[[ DATA FOR PROCESSING open ]]
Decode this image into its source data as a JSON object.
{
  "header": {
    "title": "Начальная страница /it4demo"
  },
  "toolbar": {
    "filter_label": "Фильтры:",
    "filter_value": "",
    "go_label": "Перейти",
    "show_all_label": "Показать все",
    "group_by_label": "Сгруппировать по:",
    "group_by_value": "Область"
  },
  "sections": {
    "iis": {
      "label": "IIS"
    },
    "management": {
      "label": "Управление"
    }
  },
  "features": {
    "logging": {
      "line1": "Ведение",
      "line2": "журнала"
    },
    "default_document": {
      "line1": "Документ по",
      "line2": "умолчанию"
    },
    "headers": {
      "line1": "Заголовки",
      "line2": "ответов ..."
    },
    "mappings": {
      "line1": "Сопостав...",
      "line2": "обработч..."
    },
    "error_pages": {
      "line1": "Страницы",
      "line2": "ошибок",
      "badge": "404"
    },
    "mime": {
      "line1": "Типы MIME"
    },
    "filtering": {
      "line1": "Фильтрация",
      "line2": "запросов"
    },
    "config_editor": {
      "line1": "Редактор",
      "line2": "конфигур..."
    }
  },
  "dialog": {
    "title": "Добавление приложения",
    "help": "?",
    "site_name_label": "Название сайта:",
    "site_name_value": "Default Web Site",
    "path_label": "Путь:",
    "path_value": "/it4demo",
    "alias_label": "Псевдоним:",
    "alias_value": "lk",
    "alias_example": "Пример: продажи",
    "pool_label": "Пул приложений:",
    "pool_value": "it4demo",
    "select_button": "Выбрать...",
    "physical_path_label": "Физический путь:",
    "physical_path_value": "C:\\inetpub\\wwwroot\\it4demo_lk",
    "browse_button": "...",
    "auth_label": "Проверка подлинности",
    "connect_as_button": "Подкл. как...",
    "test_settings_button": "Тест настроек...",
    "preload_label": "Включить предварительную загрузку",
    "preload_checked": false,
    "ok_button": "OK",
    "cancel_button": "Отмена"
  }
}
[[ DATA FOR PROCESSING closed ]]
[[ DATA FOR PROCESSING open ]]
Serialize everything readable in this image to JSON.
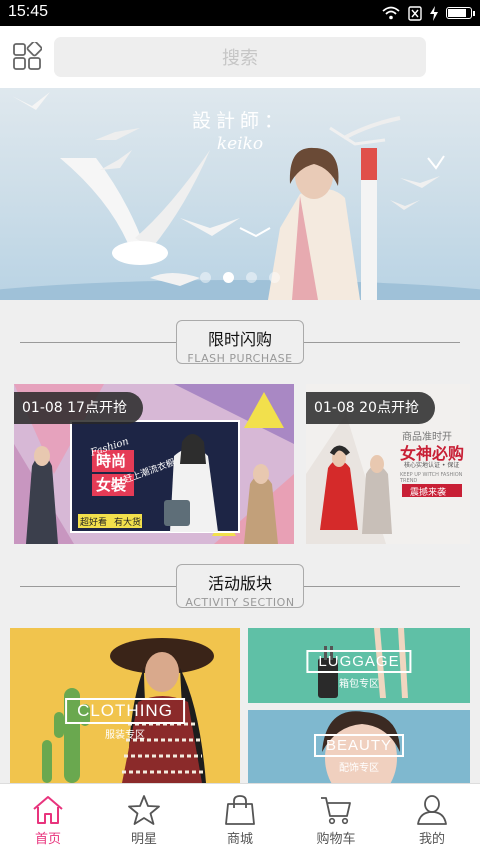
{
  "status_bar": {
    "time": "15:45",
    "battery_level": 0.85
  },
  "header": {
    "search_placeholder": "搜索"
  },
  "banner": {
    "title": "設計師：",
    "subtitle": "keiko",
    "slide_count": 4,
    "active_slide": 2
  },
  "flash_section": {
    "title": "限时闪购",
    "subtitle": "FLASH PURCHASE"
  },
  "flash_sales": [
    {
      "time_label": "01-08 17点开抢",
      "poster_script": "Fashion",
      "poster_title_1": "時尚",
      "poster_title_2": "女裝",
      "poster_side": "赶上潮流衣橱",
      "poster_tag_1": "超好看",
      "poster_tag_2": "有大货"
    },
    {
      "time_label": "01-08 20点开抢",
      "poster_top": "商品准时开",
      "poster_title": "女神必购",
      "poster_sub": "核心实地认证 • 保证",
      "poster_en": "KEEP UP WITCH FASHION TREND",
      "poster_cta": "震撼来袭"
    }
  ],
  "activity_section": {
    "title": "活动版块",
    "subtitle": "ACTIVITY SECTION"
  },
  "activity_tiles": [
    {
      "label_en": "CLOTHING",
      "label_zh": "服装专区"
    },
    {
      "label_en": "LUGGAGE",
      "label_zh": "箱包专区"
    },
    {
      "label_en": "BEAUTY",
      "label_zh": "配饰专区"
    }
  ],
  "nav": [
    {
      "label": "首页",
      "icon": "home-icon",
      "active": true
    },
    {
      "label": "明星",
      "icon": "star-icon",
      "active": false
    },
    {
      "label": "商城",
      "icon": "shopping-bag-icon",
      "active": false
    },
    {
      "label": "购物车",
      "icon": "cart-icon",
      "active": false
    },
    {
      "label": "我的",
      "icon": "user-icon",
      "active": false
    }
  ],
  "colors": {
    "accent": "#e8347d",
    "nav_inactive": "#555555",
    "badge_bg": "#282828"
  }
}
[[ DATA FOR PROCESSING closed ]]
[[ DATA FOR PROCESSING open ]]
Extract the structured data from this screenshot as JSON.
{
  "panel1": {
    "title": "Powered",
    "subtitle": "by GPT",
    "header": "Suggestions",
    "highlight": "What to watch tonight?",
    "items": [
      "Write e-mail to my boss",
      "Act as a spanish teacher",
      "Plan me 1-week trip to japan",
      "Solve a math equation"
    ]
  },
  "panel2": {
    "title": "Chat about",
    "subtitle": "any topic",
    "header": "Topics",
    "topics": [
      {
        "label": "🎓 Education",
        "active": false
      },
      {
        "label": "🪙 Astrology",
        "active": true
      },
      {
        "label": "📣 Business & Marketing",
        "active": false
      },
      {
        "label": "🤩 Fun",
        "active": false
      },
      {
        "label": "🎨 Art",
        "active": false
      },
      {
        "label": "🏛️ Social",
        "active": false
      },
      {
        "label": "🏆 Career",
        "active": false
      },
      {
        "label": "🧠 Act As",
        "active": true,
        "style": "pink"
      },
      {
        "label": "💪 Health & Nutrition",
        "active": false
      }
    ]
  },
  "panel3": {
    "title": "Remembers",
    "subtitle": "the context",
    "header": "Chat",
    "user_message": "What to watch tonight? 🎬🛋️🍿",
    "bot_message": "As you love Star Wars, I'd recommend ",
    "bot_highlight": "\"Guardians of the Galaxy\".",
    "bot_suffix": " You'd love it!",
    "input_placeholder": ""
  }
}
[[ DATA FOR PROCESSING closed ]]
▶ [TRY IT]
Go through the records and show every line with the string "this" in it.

▶ [SOLVED EXERCISE]
Decode this image into its source data as a JSON object.
Serialize everything readable in this image to JSON.
Extract the structured data from this screenshot as JSON.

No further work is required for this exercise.